Homeless guy now has boots and socks. Hope his blisters get some care, and heal soon. Officer DePrimo did a good thing. We should all be that kind of human being.
Way back in 1992, my kids were 10, 8, and 5. We lived on an off ramp of I-35 in North Texas, just north of Lake Lewisville, in a little house that has long since been demolished in what is/was called Corinth, Texas. A huge mall complex now covers a thousand acres of farm land that used to include that little house. Literally had traffic coming off the highway at 50 to 60 miles an hour, right at the end of my driveway, on the service road.
I had been working for the Postal Service for a year, and was at work one day. Wife and kids were out in the front yard on a summer day. Coming down the south service road of I-35, was a homeless man who had probably been walking since Denton. It was hot, yet he was wearing a coat. The kids watched him approach. Before he was even near, they asked mom if they could get him a glass of water. They did.
As he came down the shoulder of the service road, and got closer to the driveway, he saw them waiting for him, with a glass of water. He smiled. Wife was proud of our children for noticing someone who needed a little help. She watched as he accepted and gulped the water down. She noticed his shoes were not much more than tatters…literally falling apart. She sent my daughter in to find a pair of my tennis shoes (I had a few old pair that were in much better condition than what he had on).
The man couldn’t believe it. He came into the yard, and talked for a few minutes, taking off his worn shoes and putting on my worn but still intact tennis shoes. He put his own shoes back in his shopping cart, accepted a sandwich and another drink of water, and was then on his way down the service road, heading towards Dallas. We never saw him again.
Until I saw the picture above of Officer DePrimo helping the man above, I’d forgotten all about that small tiny moment in my kid’s lives over twenty years ago. All three were excited to tell me about it when I got home from work that day. I hope, that somewhere in their hearts, they remember that day. They had done the right thing, at the right time, for the right reason.

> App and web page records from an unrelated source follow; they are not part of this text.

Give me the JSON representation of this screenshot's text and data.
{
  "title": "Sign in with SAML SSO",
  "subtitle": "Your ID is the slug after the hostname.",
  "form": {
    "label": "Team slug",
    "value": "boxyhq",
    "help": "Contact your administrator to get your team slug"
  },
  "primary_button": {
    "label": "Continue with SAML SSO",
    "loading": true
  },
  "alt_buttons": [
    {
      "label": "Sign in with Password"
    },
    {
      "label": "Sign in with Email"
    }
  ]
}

We’ve taken the opportunity to do similar things before and after that incident. My children had witnessed our selfless acts in helping people stranded on a highway, when we were on cross-country trips and when we were close to home (we were still in a pre-cell phone world). Have you ever passed someone on a highway or little road, who looks like they could use some help? Did you stop or were you rushed for time? My kids have demonstrated selfless acts towards others, helping, not hurting them.
It makes the mess that my son is in difficult to understand. But those ideals of doing the right thing, at the right time, for the right reasons are important to me and my family. That memory, of that moment in mine and my children’s life helps soften, however tiny, the pain that my wife and I are enduring right now in our family crisis. We know that all three of our kids do understand, and do believe, and do comprehend that compassion is the basis for living and eventually leaving a good life when we move onto the next plane in our life journeys. My most sincere prayers right now are for my son to work through this hell he is going to be passing through, learn from it, and come back, no matter how long it takes, to the path in his world that once again includes compassion, concern for others, and doing the right thing- right-time, right-reason life.
Be the person that you want your children to be. Be the person your wife knows that you can be. Be the person that your dog thinks you are. Be the person who others may see as their own personal angel some day.
Do the right thing, at the right time, for the right reason.